Retype precisely the section of the data that starts at the line containing "Read all visible content and emit it as JSON." and runs to its final line, ends included.

**Dataset records:**
* * * *

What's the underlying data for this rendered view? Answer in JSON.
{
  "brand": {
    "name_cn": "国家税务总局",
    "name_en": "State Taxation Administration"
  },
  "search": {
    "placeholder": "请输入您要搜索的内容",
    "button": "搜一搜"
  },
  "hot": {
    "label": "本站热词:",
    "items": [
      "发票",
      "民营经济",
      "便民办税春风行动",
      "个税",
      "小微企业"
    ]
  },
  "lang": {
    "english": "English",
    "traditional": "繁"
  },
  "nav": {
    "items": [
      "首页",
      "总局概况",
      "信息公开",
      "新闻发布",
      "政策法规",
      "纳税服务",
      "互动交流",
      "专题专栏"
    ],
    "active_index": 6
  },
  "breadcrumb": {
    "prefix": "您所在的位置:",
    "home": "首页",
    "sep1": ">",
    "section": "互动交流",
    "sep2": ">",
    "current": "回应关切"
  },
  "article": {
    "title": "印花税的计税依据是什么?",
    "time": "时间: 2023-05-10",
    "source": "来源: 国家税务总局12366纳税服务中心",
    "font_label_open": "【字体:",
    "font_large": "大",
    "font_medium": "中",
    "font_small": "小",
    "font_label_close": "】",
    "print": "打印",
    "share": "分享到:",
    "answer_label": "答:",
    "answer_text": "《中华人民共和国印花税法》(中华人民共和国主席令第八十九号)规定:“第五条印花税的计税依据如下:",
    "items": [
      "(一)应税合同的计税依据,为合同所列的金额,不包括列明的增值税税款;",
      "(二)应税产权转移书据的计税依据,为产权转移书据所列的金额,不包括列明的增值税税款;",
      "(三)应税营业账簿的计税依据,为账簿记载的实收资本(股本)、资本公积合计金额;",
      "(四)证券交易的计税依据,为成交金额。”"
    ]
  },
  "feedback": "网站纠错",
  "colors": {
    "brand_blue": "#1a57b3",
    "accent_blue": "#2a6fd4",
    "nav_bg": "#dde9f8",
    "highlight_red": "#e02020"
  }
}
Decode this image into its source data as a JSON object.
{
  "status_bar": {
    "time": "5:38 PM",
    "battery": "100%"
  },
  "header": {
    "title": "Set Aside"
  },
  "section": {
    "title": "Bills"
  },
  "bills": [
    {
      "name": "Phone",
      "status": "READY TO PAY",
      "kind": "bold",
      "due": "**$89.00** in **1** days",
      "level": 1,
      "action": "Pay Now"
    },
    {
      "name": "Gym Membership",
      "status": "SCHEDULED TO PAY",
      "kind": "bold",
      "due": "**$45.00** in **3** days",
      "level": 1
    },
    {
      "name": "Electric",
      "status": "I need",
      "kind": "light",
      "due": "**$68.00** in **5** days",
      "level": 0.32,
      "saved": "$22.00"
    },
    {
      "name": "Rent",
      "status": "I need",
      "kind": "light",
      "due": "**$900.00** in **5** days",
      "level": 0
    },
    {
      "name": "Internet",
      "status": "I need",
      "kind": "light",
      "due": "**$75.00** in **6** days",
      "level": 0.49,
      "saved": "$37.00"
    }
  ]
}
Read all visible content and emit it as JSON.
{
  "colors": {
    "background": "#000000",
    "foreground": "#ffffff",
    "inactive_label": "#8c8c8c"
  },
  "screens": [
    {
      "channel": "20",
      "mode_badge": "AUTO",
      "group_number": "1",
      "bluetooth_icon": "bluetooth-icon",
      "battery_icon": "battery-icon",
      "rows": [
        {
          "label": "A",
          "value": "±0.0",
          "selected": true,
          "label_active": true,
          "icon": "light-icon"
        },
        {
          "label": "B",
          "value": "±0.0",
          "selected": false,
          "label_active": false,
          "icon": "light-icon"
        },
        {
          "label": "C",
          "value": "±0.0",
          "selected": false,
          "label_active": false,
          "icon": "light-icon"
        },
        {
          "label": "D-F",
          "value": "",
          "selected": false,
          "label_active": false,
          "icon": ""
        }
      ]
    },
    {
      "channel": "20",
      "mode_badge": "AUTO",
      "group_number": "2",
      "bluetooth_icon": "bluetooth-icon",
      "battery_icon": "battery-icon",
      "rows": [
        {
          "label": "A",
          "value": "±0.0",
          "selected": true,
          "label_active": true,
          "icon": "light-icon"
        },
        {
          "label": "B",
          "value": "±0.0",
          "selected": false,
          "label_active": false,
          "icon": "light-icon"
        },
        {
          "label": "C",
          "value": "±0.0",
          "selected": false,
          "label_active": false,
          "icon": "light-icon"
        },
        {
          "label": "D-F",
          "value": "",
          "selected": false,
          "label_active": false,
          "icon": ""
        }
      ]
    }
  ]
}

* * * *

**Completed task:**
Read all visible content and emit it as JSON.
{
  "colors": {
    "background": "#000000",
    "foreground": "#ffffff",
    "inactive_label": "#8c8c8c"
  },
  "screens": [
    {
      "channel": "20",
      "mode_badge": "AUTO",
      "group_number": "1",
      "bluetooth_icon": "bluetooth-icon",
      "battery_icon": "battery-icon",
      "rows": [
        {
          "label": "A",
          "value": "±0.0",
          "selected": true,
          "label_active": true,
          "icon": "light-icon"
        },
        {
          "label": "B",
          "value": "±0.0",
          "selected": false,
          "label_active": false,
          "icon": "light-icon"
        },
        {
          "label": "C",
          "value": "±0.0",
          "selected": false,
          "label_active": false,
          "icon": "light-icon"
        },
        {
          "label": "D-F",
          "value": "",
          "selected": false,
          "label_active": false,
          "icon": ""
        }
      ]
    },
    {
      "channel": "20",
      "mode_badge": "AUTO",
      "group_number": "2",
      "bluetooth_icon": "bluetooth-icon",
      "battery_icon": "battery-icon",
      "rows": [
        {
          "label": "A",
          "value": "±0.0",
          "selected": true,
          "label_active": true,
          "icon": "light-icon"
        },
        {
          "label": "B",
          "value": "±0.0",
          "selected": false,
          "label_active": false,
          "icon": "light-icon"
        },
        {
          "label": "C",
          "value": "±0.0",
          "selected": false,
          "label_active": false,
          "icon": "light-icon"
        },
        {
          "label": "D-F",
          "value": "",
          "selected": false,
          "label_active": false,
          "icon": ""
        }
      ]
    }
  ]
}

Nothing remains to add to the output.